When asked by Hood why she just couldn’t be honest with the probation officer from the beginning when asked about the last time she drank alcohol, Hayes gave a blank stare.
Hayes insisted that alcohol did not play a factor in her child abuse case.
“When you slammed (the child’s) head against the crib were you drinking then?” Hood asked.
“No,” Hayes maintained.
In closing arguments, Warren, representing Hayes, said obviously they didn’t anticipate being back before the judge, certainly not this early “but we’re here.”
He said he wouldn’t have taken the long distance trip to Marshall if he didn’t believe in his client and that she needed rehabilitation instead of prison.
“Thirty days to her, to someone who has never been in custody to that extent sounds like an eternity,” Warren argued. “(It’s) something that was going to change her life; something she wasn’t mentally prepared for.”
He said his client is truly an alcoholic. He argued that while she violated the court’s orders, her alcohol abuse is not an intentional disrespect to the court.
“I’d be honest I wouldn’t have driven several hours back down here if I didn’t believe she’d be pretty successful on this probation,” said Warren, adding in his 20 years of practice he’s never seen a violation of probation occur this fast.
“We’re here asking for help for this drinking problem that has led us to this courtroom,” the defense attorney added. “I’m asking to help her with her treatment and give her one more opportunity.”

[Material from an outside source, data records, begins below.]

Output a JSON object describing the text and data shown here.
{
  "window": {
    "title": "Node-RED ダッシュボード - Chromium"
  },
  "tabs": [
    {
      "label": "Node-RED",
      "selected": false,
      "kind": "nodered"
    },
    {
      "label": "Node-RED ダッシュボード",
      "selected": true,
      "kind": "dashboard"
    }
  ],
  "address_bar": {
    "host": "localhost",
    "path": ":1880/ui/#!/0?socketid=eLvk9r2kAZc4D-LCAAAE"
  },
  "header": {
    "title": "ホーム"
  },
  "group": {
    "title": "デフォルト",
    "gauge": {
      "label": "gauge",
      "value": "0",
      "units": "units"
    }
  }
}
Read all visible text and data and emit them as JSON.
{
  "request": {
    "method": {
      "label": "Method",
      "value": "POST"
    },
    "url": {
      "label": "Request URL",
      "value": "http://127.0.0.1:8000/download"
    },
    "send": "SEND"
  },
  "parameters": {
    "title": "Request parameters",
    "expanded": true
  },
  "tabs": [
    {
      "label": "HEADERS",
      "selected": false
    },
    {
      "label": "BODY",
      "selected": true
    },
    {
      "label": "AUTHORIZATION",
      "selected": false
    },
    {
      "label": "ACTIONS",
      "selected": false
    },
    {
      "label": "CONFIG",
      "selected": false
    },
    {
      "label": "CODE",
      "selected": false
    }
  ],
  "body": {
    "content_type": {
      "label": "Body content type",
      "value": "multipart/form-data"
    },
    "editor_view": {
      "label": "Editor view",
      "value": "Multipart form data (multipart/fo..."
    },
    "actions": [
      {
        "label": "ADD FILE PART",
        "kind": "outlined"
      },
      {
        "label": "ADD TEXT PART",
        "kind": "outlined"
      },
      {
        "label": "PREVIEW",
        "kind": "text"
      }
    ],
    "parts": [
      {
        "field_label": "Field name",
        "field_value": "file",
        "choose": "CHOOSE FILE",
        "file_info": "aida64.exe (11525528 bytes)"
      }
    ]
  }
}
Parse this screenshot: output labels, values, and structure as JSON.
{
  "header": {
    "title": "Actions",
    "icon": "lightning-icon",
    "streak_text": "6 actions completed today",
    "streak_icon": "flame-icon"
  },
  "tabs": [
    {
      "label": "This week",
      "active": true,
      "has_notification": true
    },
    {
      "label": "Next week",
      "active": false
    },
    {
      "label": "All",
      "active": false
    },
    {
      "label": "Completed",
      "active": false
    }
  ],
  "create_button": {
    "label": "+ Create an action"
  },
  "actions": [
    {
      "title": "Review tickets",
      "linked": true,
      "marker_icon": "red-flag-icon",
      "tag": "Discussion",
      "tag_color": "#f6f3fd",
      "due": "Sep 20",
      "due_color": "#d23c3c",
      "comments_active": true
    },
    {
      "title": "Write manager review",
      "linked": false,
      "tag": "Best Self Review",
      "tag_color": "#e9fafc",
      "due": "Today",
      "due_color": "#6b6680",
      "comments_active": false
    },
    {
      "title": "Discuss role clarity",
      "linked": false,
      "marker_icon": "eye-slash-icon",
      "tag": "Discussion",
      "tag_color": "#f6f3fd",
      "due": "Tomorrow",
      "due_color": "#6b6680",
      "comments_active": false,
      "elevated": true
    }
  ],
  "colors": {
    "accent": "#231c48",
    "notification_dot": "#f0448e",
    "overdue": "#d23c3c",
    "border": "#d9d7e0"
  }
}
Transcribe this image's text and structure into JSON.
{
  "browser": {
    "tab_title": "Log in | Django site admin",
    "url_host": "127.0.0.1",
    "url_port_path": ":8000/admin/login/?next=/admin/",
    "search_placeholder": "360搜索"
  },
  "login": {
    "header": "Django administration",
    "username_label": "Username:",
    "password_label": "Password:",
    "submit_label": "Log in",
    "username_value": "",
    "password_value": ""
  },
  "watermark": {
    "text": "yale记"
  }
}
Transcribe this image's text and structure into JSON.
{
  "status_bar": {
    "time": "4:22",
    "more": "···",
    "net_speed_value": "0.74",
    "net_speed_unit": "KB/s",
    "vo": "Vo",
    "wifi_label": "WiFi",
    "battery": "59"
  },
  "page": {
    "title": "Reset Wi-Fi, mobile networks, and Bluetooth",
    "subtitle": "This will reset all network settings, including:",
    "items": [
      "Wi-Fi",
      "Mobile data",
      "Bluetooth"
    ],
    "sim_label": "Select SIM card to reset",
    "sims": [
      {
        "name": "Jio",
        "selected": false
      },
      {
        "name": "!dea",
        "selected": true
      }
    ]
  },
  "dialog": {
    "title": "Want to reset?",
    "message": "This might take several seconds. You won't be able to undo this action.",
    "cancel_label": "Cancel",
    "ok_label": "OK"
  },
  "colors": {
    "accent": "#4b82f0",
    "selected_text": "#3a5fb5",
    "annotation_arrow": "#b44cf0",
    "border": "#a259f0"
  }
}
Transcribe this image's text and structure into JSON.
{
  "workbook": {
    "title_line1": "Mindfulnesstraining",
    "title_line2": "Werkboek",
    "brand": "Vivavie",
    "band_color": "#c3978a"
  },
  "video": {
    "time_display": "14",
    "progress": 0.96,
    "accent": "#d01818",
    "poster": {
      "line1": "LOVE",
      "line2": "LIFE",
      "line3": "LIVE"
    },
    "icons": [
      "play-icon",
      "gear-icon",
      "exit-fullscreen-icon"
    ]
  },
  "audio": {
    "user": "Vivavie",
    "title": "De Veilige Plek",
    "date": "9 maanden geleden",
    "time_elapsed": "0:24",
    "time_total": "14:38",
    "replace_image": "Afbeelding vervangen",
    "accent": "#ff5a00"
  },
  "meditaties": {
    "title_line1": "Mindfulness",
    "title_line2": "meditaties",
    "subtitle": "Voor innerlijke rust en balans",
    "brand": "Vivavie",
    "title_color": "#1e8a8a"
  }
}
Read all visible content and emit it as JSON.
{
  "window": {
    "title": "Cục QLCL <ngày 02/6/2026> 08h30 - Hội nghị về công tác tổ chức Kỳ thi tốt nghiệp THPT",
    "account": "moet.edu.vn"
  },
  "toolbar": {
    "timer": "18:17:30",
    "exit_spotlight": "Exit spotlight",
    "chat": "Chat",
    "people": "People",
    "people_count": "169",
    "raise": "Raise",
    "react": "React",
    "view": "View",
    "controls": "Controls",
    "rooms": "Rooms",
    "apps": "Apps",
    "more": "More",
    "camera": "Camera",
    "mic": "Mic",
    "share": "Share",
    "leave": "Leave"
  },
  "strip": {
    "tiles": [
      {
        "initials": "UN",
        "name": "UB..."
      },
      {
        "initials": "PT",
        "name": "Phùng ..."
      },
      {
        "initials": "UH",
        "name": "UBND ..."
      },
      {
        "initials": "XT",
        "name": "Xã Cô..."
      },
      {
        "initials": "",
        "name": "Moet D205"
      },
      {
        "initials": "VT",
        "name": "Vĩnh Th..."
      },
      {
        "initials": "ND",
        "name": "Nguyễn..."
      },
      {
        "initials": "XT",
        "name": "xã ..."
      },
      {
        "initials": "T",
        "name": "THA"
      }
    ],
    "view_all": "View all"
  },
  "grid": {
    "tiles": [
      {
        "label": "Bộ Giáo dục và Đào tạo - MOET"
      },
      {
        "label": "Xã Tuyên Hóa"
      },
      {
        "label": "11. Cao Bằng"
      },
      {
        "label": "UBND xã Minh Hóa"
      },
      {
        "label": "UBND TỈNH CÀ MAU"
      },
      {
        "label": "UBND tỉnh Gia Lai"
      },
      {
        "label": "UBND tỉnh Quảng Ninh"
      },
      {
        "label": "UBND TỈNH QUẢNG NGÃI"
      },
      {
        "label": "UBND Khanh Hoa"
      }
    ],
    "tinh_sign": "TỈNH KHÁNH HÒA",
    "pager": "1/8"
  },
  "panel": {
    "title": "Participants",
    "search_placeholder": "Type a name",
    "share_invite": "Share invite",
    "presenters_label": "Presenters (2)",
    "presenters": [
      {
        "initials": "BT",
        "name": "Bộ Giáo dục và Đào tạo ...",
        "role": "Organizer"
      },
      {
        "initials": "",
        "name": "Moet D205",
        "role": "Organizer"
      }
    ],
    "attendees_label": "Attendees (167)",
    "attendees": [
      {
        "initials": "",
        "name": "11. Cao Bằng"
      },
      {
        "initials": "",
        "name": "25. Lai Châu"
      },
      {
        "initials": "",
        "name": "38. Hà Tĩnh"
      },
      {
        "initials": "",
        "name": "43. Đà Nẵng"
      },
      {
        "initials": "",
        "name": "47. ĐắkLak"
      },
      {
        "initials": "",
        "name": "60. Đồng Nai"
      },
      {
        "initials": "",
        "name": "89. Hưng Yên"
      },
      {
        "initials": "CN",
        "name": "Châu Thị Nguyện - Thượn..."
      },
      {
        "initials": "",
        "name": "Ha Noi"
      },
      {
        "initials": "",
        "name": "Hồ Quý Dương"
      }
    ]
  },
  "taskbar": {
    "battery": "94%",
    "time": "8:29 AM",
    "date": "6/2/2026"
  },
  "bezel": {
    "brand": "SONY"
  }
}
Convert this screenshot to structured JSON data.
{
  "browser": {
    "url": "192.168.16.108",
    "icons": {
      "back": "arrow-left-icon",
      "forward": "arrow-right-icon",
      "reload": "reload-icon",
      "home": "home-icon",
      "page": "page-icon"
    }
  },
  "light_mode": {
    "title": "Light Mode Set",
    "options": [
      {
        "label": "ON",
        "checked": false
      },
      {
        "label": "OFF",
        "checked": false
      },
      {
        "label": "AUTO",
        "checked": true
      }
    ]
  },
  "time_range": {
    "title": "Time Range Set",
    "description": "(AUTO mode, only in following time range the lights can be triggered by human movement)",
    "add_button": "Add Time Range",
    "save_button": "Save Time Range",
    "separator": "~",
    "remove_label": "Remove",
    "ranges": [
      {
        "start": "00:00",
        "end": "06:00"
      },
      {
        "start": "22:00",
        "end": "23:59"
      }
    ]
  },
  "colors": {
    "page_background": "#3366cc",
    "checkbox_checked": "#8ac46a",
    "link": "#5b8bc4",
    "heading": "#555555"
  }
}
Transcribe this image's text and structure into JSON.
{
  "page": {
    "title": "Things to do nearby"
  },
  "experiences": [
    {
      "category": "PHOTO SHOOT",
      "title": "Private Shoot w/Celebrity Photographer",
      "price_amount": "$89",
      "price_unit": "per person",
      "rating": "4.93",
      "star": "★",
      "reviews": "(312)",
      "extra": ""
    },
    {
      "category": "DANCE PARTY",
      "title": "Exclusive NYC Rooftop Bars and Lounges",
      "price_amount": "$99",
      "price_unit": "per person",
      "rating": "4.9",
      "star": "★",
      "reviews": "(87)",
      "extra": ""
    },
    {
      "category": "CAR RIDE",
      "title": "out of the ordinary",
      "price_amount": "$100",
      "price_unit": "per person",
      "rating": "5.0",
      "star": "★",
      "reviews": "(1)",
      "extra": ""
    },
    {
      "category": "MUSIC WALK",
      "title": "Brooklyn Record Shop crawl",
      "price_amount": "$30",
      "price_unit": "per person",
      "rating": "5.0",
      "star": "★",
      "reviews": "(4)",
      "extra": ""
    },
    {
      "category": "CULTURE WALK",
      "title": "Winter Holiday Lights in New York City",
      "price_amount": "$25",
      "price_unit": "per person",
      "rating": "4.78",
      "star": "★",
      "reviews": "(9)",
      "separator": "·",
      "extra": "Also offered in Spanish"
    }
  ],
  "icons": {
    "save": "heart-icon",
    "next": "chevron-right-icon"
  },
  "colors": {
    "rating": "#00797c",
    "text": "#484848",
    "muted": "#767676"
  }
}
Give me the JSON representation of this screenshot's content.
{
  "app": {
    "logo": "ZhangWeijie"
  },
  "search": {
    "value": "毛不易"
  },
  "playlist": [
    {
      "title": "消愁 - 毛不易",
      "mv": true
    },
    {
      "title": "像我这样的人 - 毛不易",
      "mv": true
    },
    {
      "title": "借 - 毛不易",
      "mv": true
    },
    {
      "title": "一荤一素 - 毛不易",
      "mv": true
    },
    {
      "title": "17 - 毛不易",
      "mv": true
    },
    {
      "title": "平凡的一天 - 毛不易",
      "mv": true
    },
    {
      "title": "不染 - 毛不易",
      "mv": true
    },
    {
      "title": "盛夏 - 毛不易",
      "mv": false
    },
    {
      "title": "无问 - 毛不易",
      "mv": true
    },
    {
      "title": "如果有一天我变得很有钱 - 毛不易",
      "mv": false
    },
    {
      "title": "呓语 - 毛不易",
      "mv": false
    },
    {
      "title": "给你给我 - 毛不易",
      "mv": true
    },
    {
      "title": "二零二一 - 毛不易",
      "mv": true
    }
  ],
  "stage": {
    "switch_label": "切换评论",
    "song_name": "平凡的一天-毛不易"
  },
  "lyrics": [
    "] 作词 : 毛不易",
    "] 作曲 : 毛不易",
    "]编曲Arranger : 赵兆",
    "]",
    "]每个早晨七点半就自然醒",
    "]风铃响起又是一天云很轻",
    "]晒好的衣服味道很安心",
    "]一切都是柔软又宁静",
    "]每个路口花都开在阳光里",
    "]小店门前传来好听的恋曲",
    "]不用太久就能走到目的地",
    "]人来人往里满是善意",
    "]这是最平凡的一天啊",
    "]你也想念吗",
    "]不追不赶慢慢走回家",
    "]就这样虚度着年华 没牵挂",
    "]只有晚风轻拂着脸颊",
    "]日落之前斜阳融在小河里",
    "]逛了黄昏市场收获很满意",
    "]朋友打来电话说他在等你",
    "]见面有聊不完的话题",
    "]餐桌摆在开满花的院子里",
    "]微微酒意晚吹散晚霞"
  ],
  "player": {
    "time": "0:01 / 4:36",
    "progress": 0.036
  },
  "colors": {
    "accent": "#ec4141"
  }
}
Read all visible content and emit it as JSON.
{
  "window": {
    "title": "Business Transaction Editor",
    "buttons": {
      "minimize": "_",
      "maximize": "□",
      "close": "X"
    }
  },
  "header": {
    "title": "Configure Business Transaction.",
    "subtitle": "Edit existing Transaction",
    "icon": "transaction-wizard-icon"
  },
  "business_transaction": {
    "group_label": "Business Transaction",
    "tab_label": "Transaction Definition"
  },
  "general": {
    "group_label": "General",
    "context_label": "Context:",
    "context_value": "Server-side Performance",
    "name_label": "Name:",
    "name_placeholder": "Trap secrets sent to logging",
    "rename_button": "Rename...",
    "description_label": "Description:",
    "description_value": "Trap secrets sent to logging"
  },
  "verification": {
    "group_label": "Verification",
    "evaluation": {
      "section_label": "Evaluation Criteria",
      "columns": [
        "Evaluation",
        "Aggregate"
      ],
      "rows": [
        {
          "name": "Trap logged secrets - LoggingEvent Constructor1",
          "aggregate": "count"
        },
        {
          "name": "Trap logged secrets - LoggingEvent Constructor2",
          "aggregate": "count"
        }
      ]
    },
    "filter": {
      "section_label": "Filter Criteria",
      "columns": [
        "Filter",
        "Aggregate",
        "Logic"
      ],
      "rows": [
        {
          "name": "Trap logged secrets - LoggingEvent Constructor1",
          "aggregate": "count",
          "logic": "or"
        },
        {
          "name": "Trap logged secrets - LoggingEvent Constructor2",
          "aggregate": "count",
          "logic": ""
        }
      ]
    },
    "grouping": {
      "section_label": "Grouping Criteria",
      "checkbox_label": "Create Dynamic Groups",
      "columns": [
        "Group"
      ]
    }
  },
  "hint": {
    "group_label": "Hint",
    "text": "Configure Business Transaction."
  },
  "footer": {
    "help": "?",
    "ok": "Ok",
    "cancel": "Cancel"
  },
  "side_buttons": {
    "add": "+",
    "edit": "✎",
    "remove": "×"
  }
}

In her closing arguments, Hood, for the state, pointed out Hayes’ lack of accountability.
“Michelle Hayes does not take responsibility for her actions,” Hood argued.
The prosecutor said it’s great that the defendant has a husband who believes in her and family who supports her, but they have all enabled her.
Hood further contended that the reason they are in court is not because of alcohol, but because Hayes caused injury to a child.
“We’re here because she slammed a (toddler’s) head into a crib and he had a brain bleed,” Hood said of the May 2017 incident.
Hood reminded about inconsistencies in Hayes’ story.
“She lies about things. During her open plea (in trial), she said alcohol first played a role in it and then she said it didn’t,” said Hood. “Now she’s saying it again.
“She manipulates people and she’s really good at it,” said Hood.
Hood said Hayes got a slap on the wrist for her injury to child case when Judge Morin gave her probation.
“She threw it right in your face,” Hood told the judge. “You went out on a limb.”
“Her husband, it’s not his responsibility to get the alcohol out of the house,” Hood added.
Hood said the victim’s family in this case has been very patient and was present in the courtroom Tuesday.
“They’ve been very patient the whole situation,” said Hood.
“So I ask can you not forget why we’re really here,” she asked the judge.
“She should not get another chance,” the prosecutor argued. “The state doesn’t think this is a probation case to begin with.
“At some point in time we’ve got to take responsibility for ourselves,” said Hood.